Jackie Robinson is one of the most inspirational and towering individuals of the twentieth century. He was the first African-American to play in ‘Major League Baseball.’ Despite the racial segregation that existed at the time, Robinson demonstrated to the world that the essence of a game has nothing to do with race or color. He not only led by example, but he also aided a generation of future African-American players who wanted to play in the ‘Major Baseball League.’ Baseball was more than a game to him; it was a platform for him to communicate his opinions on racism and demonstrate that he was just like the rest of the team. His transformation from a marginalized baseball player to one of the game’s most well-known players, on the other hand, was rather bold. He endured multiple threats while playing for the ‘Dodgers,’ and he was even booed by the crowds. Robinson’s family was not spared, but all he could think about was playing his game no matter what. That’s exactly what he did! He went on to become one of the best players in American baseball history, overcoming racial discrimination to reach greatness. He received numerous honors and various institutions were named after him as a result of his many accomplishments and records.

Childhood and Adolescence

Jackie Robinson was the youngest of five children born to Jerry and Mallie Robinson on January 31, 1919, in Cairo, Georgia, United States.
Following his father’s abandonment of his family in 1920, they relocated to Pasadena, California, where his mother worked a variety of jobs to support her family.
In 1935, he graduated from ‘Washington Junior High School.’ His athletic abilities were found at ‘John Muir High School,’ where he was assigned.
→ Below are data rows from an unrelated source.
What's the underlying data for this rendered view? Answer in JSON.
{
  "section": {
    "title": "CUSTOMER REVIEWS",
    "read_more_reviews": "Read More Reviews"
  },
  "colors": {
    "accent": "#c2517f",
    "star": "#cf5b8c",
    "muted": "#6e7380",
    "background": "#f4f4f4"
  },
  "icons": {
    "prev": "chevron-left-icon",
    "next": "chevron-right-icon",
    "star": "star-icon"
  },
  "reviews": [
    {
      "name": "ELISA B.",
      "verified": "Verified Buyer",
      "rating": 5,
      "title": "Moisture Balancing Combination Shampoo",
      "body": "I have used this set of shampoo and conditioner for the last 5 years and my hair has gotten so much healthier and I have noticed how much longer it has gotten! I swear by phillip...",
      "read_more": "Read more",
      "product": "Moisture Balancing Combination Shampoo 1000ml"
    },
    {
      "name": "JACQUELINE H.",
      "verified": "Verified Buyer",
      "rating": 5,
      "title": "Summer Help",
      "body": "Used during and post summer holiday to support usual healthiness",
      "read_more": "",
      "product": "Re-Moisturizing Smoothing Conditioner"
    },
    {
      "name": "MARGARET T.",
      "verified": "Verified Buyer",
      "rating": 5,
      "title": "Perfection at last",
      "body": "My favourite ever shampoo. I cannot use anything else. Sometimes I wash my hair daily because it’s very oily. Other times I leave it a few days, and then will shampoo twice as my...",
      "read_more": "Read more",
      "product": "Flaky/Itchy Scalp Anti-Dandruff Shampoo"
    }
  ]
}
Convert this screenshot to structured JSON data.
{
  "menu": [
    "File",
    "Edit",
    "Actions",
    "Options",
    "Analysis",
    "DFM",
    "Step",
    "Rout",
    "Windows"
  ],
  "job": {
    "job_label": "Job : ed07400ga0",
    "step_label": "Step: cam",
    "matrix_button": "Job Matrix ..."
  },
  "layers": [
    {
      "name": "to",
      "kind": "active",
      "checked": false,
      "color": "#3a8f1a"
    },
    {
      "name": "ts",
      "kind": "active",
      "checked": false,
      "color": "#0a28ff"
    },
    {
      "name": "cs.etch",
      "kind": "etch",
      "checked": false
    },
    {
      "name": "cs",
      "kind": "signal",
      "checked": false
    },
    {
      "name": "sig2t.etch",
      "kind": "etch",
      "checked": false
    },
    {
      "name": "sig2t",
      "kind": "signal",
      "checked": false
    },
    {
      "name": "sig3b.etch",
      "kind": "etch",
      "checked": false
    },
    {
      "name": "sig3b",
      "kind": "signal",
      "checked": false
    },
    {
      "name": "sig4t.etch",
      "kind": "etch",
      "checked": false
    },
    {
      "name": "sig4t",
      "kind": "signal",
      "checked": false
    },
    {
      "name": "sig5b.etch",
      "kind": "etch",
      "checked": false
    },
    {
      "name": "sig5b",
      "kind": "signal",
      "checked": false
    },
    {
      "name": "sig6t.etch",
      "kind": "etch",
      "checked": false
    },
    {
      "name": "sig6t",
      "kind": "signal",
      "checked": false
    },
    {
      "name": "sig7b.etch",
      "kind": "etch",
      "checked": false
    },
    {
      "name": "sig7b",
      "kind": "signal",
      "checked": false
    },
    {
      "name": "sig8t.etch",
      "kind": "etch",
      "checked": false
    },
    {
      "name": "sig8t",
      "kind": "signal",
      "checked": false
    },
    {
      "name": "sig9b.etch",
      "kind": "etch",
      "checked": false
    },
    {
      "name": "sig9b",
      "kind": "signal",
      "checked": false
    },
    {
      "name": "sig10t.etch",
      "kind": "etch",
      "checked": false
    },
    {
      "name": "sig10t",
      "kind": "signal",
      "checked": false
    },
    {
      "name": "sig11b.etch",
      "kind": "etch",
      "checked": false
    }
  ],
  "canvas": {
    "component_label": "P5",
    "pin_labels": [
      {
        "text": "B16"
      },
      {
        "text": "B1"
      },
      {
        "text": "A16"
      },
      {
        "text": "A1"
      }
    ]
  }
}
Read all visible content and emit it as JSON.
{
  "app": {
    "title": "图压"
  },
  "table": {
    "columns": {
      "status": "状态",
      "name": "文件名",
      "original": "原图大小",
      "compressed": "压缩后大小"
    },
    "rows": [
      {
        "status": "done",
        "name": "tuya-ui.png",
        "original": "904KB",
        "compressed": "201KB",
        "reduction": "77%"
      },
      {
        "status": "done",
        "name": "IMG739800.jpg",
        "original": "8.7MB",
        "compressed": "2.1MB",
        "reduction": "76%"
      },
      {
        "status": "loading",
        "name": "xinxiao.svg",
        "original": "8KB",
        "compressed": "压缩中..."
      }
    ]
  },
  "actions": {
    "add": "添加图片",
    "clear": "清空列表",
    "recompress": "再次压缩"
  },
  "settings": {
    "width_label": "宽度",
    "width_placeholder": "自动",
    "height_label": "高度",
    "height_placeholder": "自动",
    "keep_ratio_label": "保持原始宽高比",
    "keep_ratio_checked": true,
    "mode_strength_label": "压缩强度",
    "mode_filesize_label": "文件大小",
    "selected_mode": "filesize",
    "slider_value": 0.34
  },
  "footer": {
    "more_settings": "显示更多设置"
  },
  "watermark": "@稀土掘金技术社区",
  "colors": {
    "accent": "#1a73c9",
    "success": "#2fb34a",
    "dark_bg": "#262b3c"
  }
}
He was a standout athlete in a variety of sports, including football, basketball, track and field, and baseball.
He attended ‘Pasadena Junior College’ after finishing his studies at ‘John Muir,’ and graduated in 1939. He attended the ‘University of California, Los Angeles,’ where he became the first student to earn varsity letters in four sports: baseball, basketball, football, and track & field.
However, due to financial troubles, he had to drop out of education in 1941. He subsequently relocated to Hawaii, where he played soccer for the ‘Honolulu Bears,’ a semi-professional team.

Achievements & Awards

With a batting average of.297, 175 hits, and 12 home runs, Robinson was voted the ‘Rookie of the Year’ in 1947.
With a batting average of.342, he was named ‘Most Valuable Player’ in 1949.
In 1962, he was inducted into the ‘Baseball Hall of Fame,’ making him the first African-American to do so.
On March 26, 1984, he received the ‘Presidential Medal of Freedom,’ America’s highest civilian honor. On March 2, 2005, he was awarded the Congressional Gold Medal.

Personal History and Legacy

Robinson married Rachel Isum in 1946, after meeting her at the ‘University of California.’ Jackie Robinson Jr., Sharon Robinson, and David Robinson were the couple’s three children.
At the age of 53, he died of a heart attack, and his funeral was attended by tens of thousands of people.
Following his death, his wife formed the ‘Jackie Robinson Foundation’ in 1973 with the goal of granting higher education scholarships to minorities.
He was named to the ‘100 Greatest African-Americans’ list in 2002. In his honor, the ‘Aflac National High School’ established the ‘Jackie Robinson Award’ in 2004.


His jersey number 42 was retired in his honor in April 1997.
This baseball player, the first African-American to play in the ‘Major Leagues,’ was court-martialed while serving in the US army for refusing to sit in the rear of a bus.